Problem details:
Search the records for "Utlyst". Copy every line where it appears.

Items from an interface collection
....

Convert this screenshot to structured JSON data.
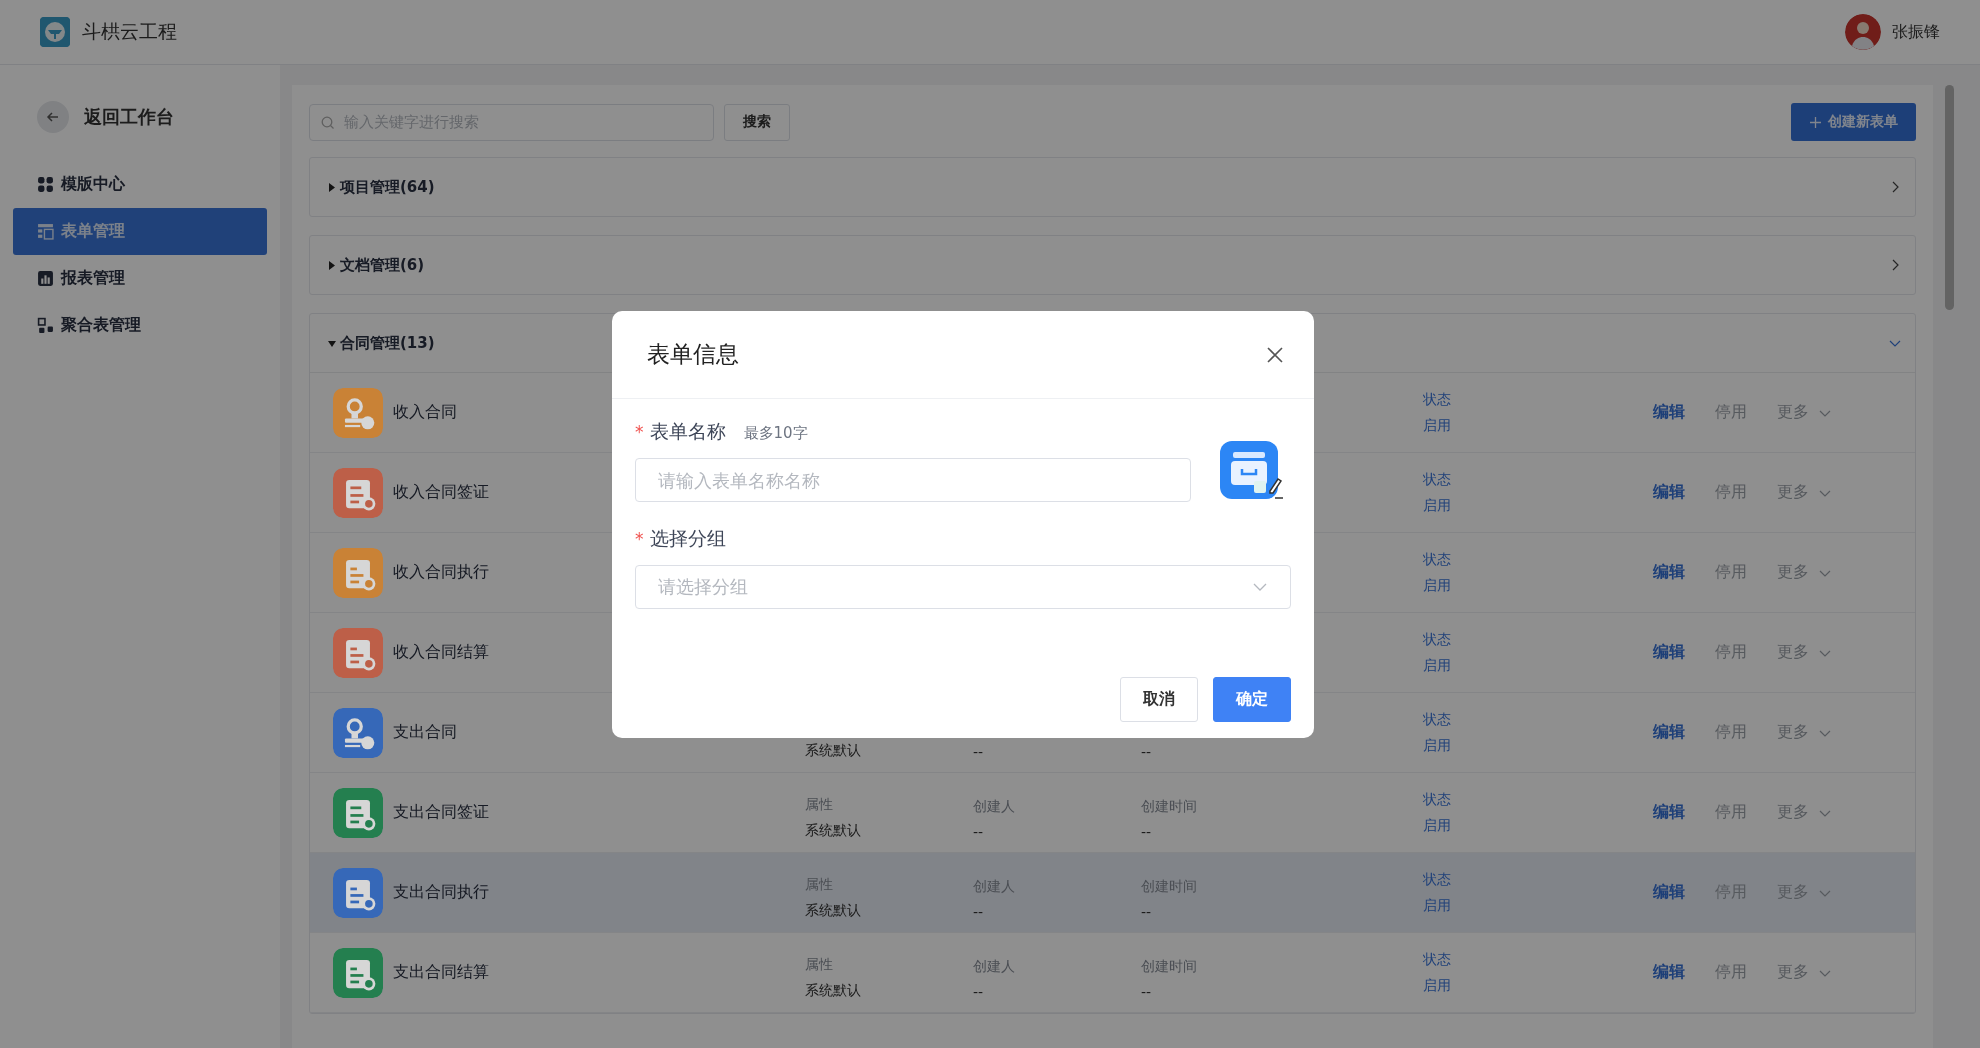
{
  "header": {
    "app_name": "斗栱云工程",
    "user_name": "张振锋"
  },
  "sidebar": {
    "back_label": "返回工作台",
    "items": [
      {
        "label": "模版中心",
        "selected": false
      },
      {
        "label": "表单管理",
        "selected": true
      },
      {
        "label": "报表管理",
        "selected": false
      },
      {
        "label": "聚合表管理",
        "selected": false
      }
    ]
  },
  "toolbar": {
    "search_placeholder": "输入关键字进行搜索",
    "search_button": "搜索",
    "create_button": "创建新表单"
  },
  "groups": [
    {
      "title": "项目管理(64)",
      "expanded": false
    },
    {
      "title": "文档管理(6)",
      "expanded": false
    },
    {
      "title": "合同管理(13)",
      "expanded": true,
      "rows": [
        {
          "name": "收入合同",
          "color": "#c98236",
          "hovered": false,
          "status_label": "状态",
          "status": "启用",
          "actions": [
            "编辑",
            "停用",
            "更多"
          ]
        },
        {
          "name": "收入合同签证",
          "color": "#bd5f48",
          "hovered": false,
          "status_label": "状态",
          "status": "启用",
          "actions": [
            "编辑",
            "停用",
            "更多"
          ]
        },
        {
          "name": "收入合同执行",
          "color": "#c98236",
          "hovered": false,
          "status_label": "状态",
          "status": "启用",
          "actions": [
            "编辑",
            "停用",
            "更多"
          ]
        },
        {
          "name": "收入合同结算",
          "color": "#bd5f48",
          "hovered": false,
          "status_label": "状态",
          "status": "启用",
          "actions": [
            "编辑",
            "停用",
            "更多"
          ]
        },
        {
          "name": "支出合同",
          "color": "#3668b8",
          "hovered": false,
          "attribute": "系统默认",
          "creator": "--",
          "created_at": "--",
          "status_label": "状态",
          "status": "启用",
          "actions": [
            "编辑",
            "停用",
            "更多"
          ]
        },
        {
          "name": "支出合同签证",
          "color": "#247f4f",
          "hovered": false,
          "attribute_label": "属性",
          "attribute": "系统默认",
          "creator_label": "创建人",
          "creator": "--",
          "created_at_label": "创建时间",
          "created_at": "--",
          "status_label": "状态",
          "status": "启用",
          "actions": [
            "编辑",
            "停用",
            "更多"
          ]
        },
        {
          "name": "支出合同执行",
          "color": "#3668b8",
          "hovered": true,
          "attribute_label": "属性",
          "attribute": "系统默认",
          "creator_label": "创建人",
          "creator": "--",
          "created_at_label": "创建时间",
          "created_at": "--",
          "status_label": "状态",
          "status": "启用",
          "actions": [
            "编辑",
            "停用",
            "更多"
          ]
        },
        {
          "name": "支出合同结算",
          "color": "#247f4f",
          "hovered": false,
          "attribute_label": "属性",
          "attribute": "系统默认",
          "creator_label": "创建人",
          "creator": "--",
          "created_at_label": "创建时间",
          "created_at": "--",
          "status_label": "状态",
          "status": "启用",
          "actions": [
            "编辑",
            "停用",
            "更多"
          ]
        }
      ]
    }
  ],
  "dialog": {
    "title": "表单信息",
    "fields": [
      {
        "kind": "text",
        "label": "表单名称",
        "hint": "最多10字",
        "placeholder": "请输入表单名称名称",
        "required_mark": "*"
      },
      {
        "kind": "select",
        "label": "选择分组",
        "placeholder": "请选择分组",
        "required_mark": "*"
      }
    ],
    "buttons": [
      {
        "label": "取消",
        "primary": false
      },
      {
        "label": "确定",
        "primary": true
      }
    ]
  }
}
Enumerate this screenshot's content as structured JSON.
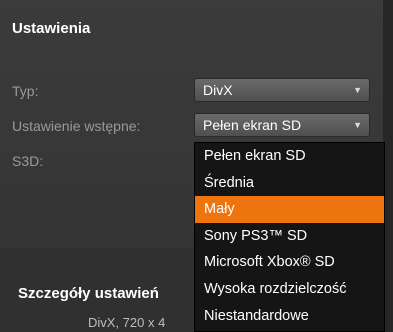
{
  "settings": {
    "title": "Ustawienia",
    "type": {
      "label": "Typ:",
      "value": "DivX"
    },
    "preset": {
      "label": "Ustawienie wstępne:",
      "value": "Pełen ekran SD"
    },
    "s3d": {
      "label": "S3D:"
    }
  },
  "dropdown": {
    "items": [
      "Pełen ekran SD",
      "Średnia",
      "Mały",
      "Sony PS3™ SD",
      "Microsoft Xbox® SD",
      "Wysoka rozdzielczość",
      "Niestandardowe"
    ],
    "highlighted": "Mały"
  },
  "details": {
    "title": "Szczegóły ustawień",
    "partial_text": "DivX, 720 x 4"
  },
  "colors": {
    "highlight": "#ee7410",
    "panel": "#393939",
    "menu_bg": "#151515"
  }
}
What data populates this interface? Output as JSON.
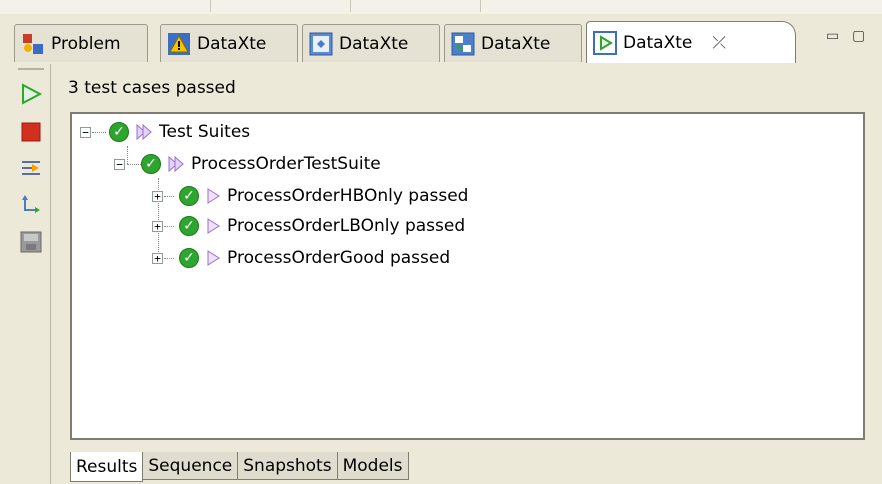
{
  "tabs": [
    {
      "label": "Problem",
      "icon": "problems-view-icon",
      "active": false
    },
    {
      "label": "DataXte",
      "icon": "warning-icon",
      "active": false
    },
    {
      "label": "DataXte",
      "icon": "test-view-icon",
      "active": false
    },
    {
      "label": "DataXte",
      "icon": "flow-view-icon",
      "active": false
    },
    {
      "label": "DataXte",
      "icon": "run-view-icon",
      "active": true
    }
  ],
  "close_symbol": "⤫",
  "window_controls": {
    "minimize": "▭",
    "maximize": "▢"
  },
  "toolbar": [
    {
      "name": "run-icon"
    },
    {
      "name": "stop-icon"
    },
    {
      "name": "step-into-icon"
    },
    {
      "name": "rerun-icon"
    },
    {
      "name": "save-icon"
    }
  ],
  "status": "3 test cases passed",
  "tree": {
    "root": {
      "label": "Test Suites",
      "expander": "−"
    },
    "suite": {
      "label": "ProcessOrderTestSuite",
      "expander": "−"
    },
    "cases": [
      {
        "label": "ProcessOrderHBOnly passed",
        "expander": "+"
      },
      {
        "label": "ProcessOrderLBOnly passed",
        "expander": "+"
      },
      {
        "label": "ProcessOrderGood passed",
        "expander": "+"
      }
    ]
  },
  "bottom_tabs": [
    "Results",
    "Sequence",
    "Snapshots",
    "Models"
  ],
  "colors": {
    "pass": "#2ea52e",
    "suite_arrow": "#b48ae0",
    "stop": "#d32f1f",
    "run": "#2ea52e"
  }
}
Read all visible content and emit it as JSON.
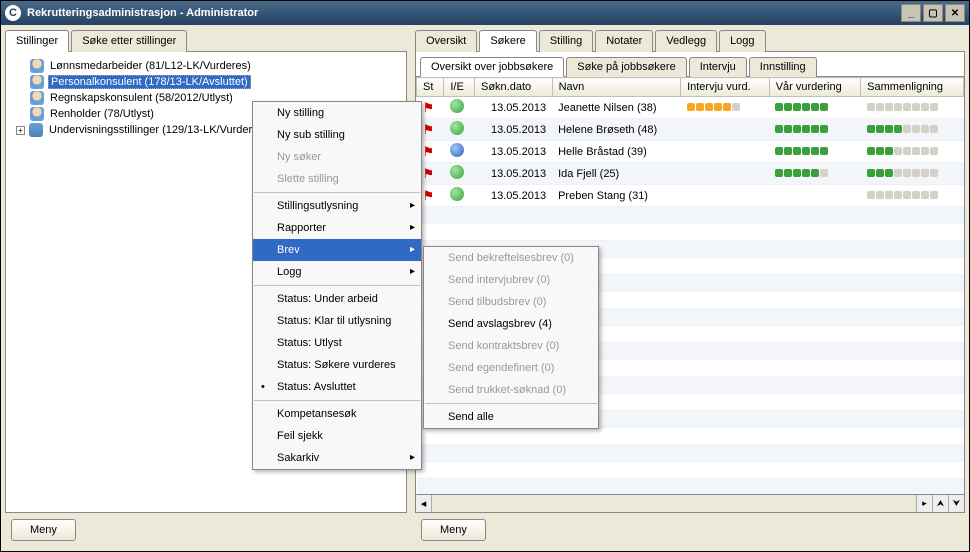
{
  "title": "Rekrutteringsadministrasjon - Administrator",
  "leftTabs": [
    {
      "label": "Stillinger",
      "active": true
    },
    {
      "label": "Søke etter stillinger",
      "active": false
    }
  ],
  "tree": [
    {
      "label": "Lønnsmedarbeider (81/L12-LK/Vurderes)",
      "icon": "user",
      "selected": false
    },
    {
      "label": "Personalkonsulent (178/13-LK/Avsluttet)",
      "icon": "user",
      "selected": true
    },
    {
      "label": "Regnskapskonsulent (58/2012/Utlyst)",
      "icon": "user",
      "selected": false
    },
    {
      "label": "Renholder (78/Utlyst)",
      "icon": "user",
      "selected": false
    },
    {
      "label": "Undervisningsstillinger (129/13-LK/Vurderes)",
      "icon": "users",
      "selected": false,
      "expandable": true
    }
  ],
  "menuButton": "Meny",
  "rightTabs": [
    {
      "label": "Oversikt",
      "active": false
    },
    {
      "label": "Søkere",
      "active": true
    },
    {
      "label": "Stilling",
      "active": false
    },
    {
      "label": "Notater",
      "active": false
    },
    {
      "label": "Vedlegg",
      "active": false
    },
    {
      "label": "Logg",
      "active": false
    }
  ],
  "subTabs": [
    {
      "label": "Oversikt over jobbsøkere",
      "active": true
    },
    {
      "label": "Søke på jobbsøkere",
      "active": false
    },
    {
      "label": "Intervju",
      "active": false
    },
    {
      "label": "Innstilling",
      "active": false
    }
  ],
  "columns": [
    "St",
    "I/E",
    "Søkn.dato",
    "Navn",
    "Intervju vurd.",
    "Vår vurdering",
    "Sammenligning"
  ],
  "rows": [
    {
      "flag": true,
      "globe": "green",
      "date": "13.05.2013",
      "name": "Jeanette Nilsen (38)",
      "iv": [
        5,
        "orange"
      ],
      "vv": [
        6,
        "green"
      ],
      "cmp": 0
    },
    {
      "flag": true,
      "globe": "green",
      "date": "13.05.2013",
      "name": "Helene Brøseth (48)",
      "iv": [
        0,
        ""
      ],
      "vv": [
        6,
        "green"
      ],
      "cmp": 4
    },
    {
      "flag": true,
      "globe": "blue",
      "date": "13.05.2013",
      "name": "Helle Bråstad (39)",
      "iv": [
        0,
        ""
      ],
      "vv": [
        6,
        "green"
      ],
      "cmp": 3
    },
    {
      "flag": true,
      "globe": "green",
      "date": "13.05.2013",
      "name": "Ida Fjell (25)",
      "iv": [
        0,
        ""
      ],
      "vv": [
        5,
        "green"
      ],
      "cmp": 3
    },
    {
      "flag": true,
      "globe": "green",
      "date": "13.05.2013",
      "name": "Preben Stang (31)",
      "iv": [
        0,
        ""
      ],
      "vv": [
        0,
        ""
      ],
      "cmp": 0
    }
  ],
  "contextMenu": [
    {
      "label": "Ny stilling"
    },
    {
      "label": "Ny sub stilling"
    },
    {
      "label": "Ny søker",
      "disabled": true
    },
    {
      "label": "Slette stilling",
      "disabled": true
    },
    {
      "sep": true
    },
    {
      "label": "Stillingsutlysning",
      "arrow": true
    },
    {
      "label": "Rapporter",
      "arrow": true
    },
    {
      "label": "Brev",
      "arrow": true,
      "selected": true
    },
    {
      "label": "Logg",
      "arrow": true
    },
    {
      "sep": true
    },
    {
      "label": "Status: Under arbeid"
    },
    {
      "label": "Status: Klar til utlysning"
    },
    {
      "label": "Status: Utlyst"
    },
    {
      "label": "Status: Søkere vurderes"
    },
    {
      "label": "Status: Avsluttet",
      "dot": true
    },
    {
      "sep": true
    },
    {
      "label": "Kompetansesøk"
    },
    {
      "label": "Feil sjekk"
    },
    {
      "label": "Sakarkiv",
      "arrow": true
    }
  ],
  "subMenu": [
    {
      "label": "Send bekreftelsesbrev (0)",
      "disabled": true
    },
    {
      "label": "Send intervjubrev (0)",
      "disabled": true
    },
    {
      "label": "Send tilbudsbrev (0)",
      "disabled": true
    },
    {
      "label": "Send avslagsbrev (4)"
    },
    {
      "label": "Send kontraktsbrev (0)",
      "disabled": true
    },
    {
      "label": "Send egendefinert (0)",
      "disabled": true
    },
    {
      "label": "Send trukket-søknad (0)",
      "disabled": true
    },
    {
      "sep": true
    },
    {
      "label": "Send alle"
    }
  ]
}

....

Output:
      "label": "Regnskapskonsulent (58/2012/Utlyst)",
      "label": "Renholder (78/Utlyst)",
      "label": "Status: Utlyst"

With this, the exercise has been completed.